Monday, November 5, 2007

Progressive Developer

I caught a bit of WUNC's State of Things while on a noontime errand and got to hear Frank Stasio's interview with Raleigh's Smedes York, a real estate developer and former Raleigh mayor. I wish every developer in Greensboro could listen to it. Here's a link directly to the audio [link]; send it to anyone who might be interested.

York talks about his experience in bringing residential and mixed-use developments to downtown Raleigh, starting in the late 1970s after Raleigh adopted its comprehensive plan in 1979. He thinks the plan was instrumental in helping to guide Raleigh's development more rationally than has happened in Charlotte, where, he says, development is mostly driven by business interests.

I was intrigued by his assertion that Raleigh's growth has benefited from the variety of interest groups that participate in land use decisions, including businesses, neighborhoods, and minority groups. York said that this has forced Raleigh to learn how to reach consensus decisions.

Here in Greensboro, I've been very disappointed that our comprehensive plan has received almost no attention from the entire crop of city council hopefuls, because that plan contains real, practical guidelines about how Greensboro can manage its future infill growth while protecting established neighborhoods.

If we try to follow the plan, I think we'll end up with less traffic congestion, a cleaner environment, better neighborhoods, and a better quality of life. If we don't, we wont.

I think some in our development community -- Robbie Perkins comes to mind -- understand that it's possible to grow according to a comprehensive plan and still make money. Others viscerally oppose any sort of regulation and reflexively fight it. In my view, the latter group tends to dominate the development discourse in Greensboro.

1 comment:

Anonymous said...

I was in Raleigh today while listening to the Staccio/York interview.
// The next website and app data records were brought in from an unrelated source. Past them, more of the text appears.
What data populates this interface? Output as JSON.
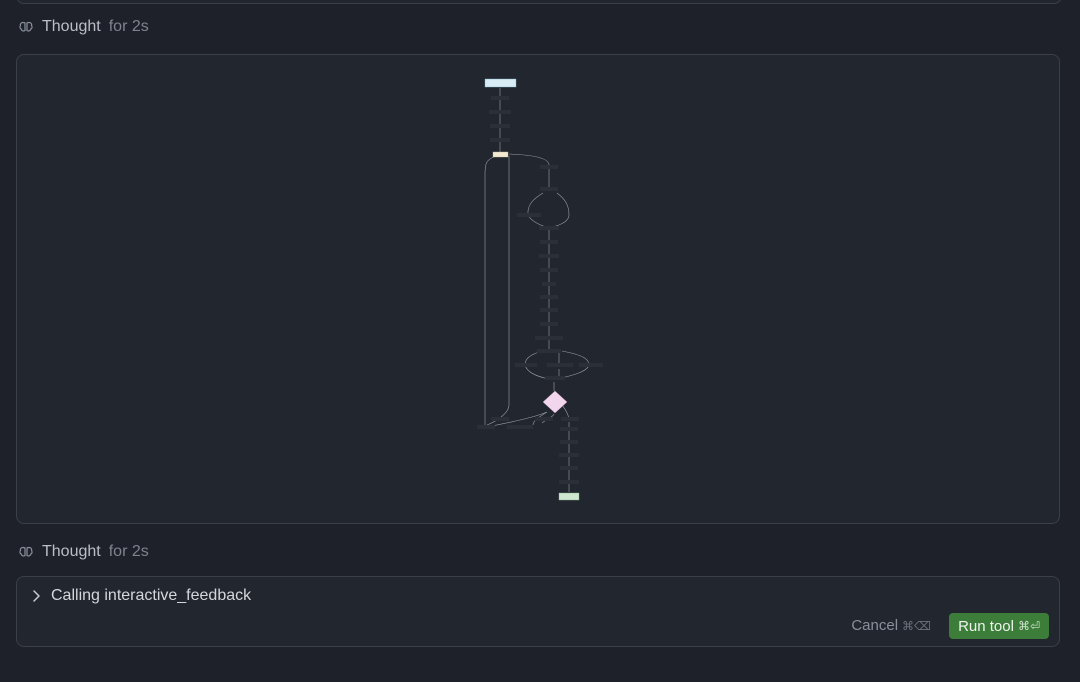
{
  "thought_1": {
    "label": "Thought",
    "duration": "for 2s",
    "icon": "brain-icon"
  },
  "thought_2": {
    "label": "Thought",
    "duration": "for 2s",
    "icon": "brain-icon"
  },
  "tool_call": {
    "label": "Calling interactive_feedback",
    "expand_icon": "chevron-right-icon",
    "cancel_label": "Cancel",
    "cancel_shortcut": "⌘⌫",
    "run_label": "Run tool",
    "run_shortcut": "⌘⏎"
  },
  "colors": {
    "background": "#1e2129",
    "card": "#22262e",
    "border": "#3a3f4a",
    "run_button": "#3c7d3a",
    "start_node": "#d8ecf5",
    "decision_node": "#f2d6ee",
    "end_node": "#cfe6cf"
  }
}
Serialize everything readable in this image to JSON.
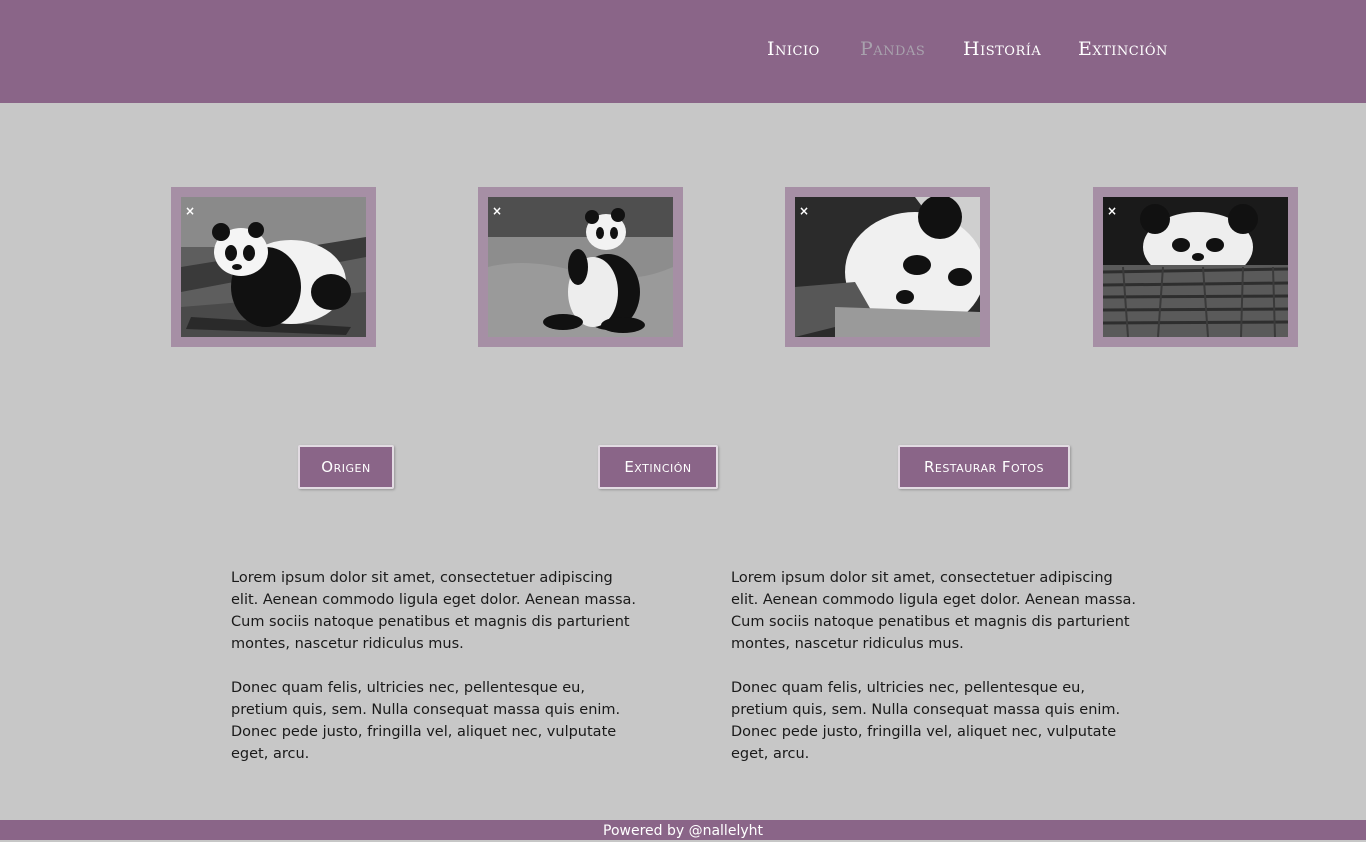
{
  "nav": {
    "items": [
      {
        "label": "Inicio",
        "active": false
      },
      {
        "label": "Pandas",
        "active": true
      },
      {
        "label": "Historía",
        "active": false
      },
      {
        "label": "Extinción",
        "active": false
      }
    ]
  },
  "gallery": {
    "close_glyph": "×",
    "photos": [
      {
        "subject": "panda resting on branch"
      },
      {
        "subject": "panda sitting on grass"
      },
      {
        "subject": "panda lying close-up"
      },
      {
        "subject": "panda peeking over log"
      }
    ]
  },
  "buttons": {
    "origen": "Origen",
    "extincion": "Extinción",
    "restaurar": "Restaurar Fotos"
  },
  "columns": [
    {
      "p1": "Lorem ipsum dolor sit amet, consectetuer adipiscing elit. Aenean commodo ligula eget dolor. Aenean massa. Cum sociis natoque penatibus et magnis dis parturient montes, nascetur ridiculus mus.",
      "p2": "Donec quam felis, ultricies nec, pellentesque eu, pretium quis, sem. Nulla consequat massa quis enim. Donec pede justo, fringilla vel, aliquet nec, vulputate eget, arcu."
    },
    {
      "p1": "Lorem ipsum dolor sit amet, consectetuer adipiscing elit. Aenean commodo ligula eget dolor. Aenean massa. Cum sociis natoque penatibus et magnis dis parturient montes, nascetur ridiculus mus.",
      "p2": "Donec quam felis, ultricies nec, pellentesque eu, pretium quis, sem. Nulla consequat massa quis enim. Donec pede justo, fringilla vel, aliquet nec, vulputate eget, arcu."
    }
  ],
  "footer": {
    "text": "Powered by @nallelyht"
  },
  "colors": {
    "header": "#8a6588",
    "background": "#c7c7c7",
    "frame": "#a68fa5",
    "nav_active": "#a8a1ad"
  }
}
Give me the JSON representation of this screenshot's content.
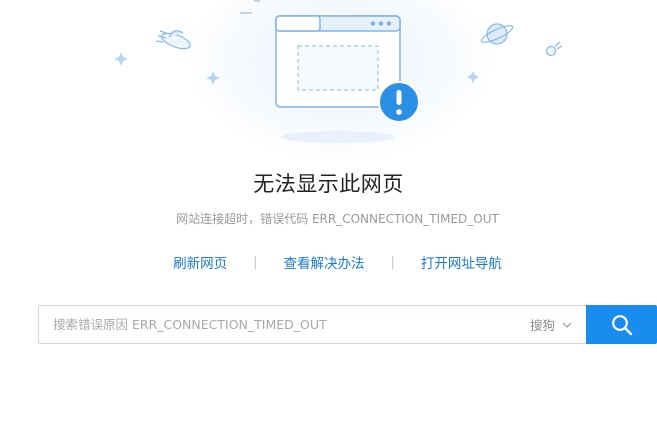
{
  "error": {
    "title": "无法显示此网页",
    "subtitle": "网站连接超时，错误代码 ERR_CONNECTION_TIMED_OUT"
  },
  "actions": [
    {
      "label": "刷新网页"
    },
    {
      "label": "查看解决办法"
    },
    {
      "label": "打开网址导航"
    }
  ],
  "separator": "|",
  "search": {
    "placeholder": "搜索错误原因 ERR_CONNECTION_TIMED_OUT",
    "engine": "搜狗",
    "button_icon": "search-icon"
  },
  "colors": {
    "link": "#1a7ad4",
    "search_button": "#1a8cf0",
    "illustration_blue": "#2b8fe6"
  }
}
Ironically, I was driving through his father's Cameron Village while they were talking about the place.

Smedes just seems like the kind of guy I would like to talk with for a good long time.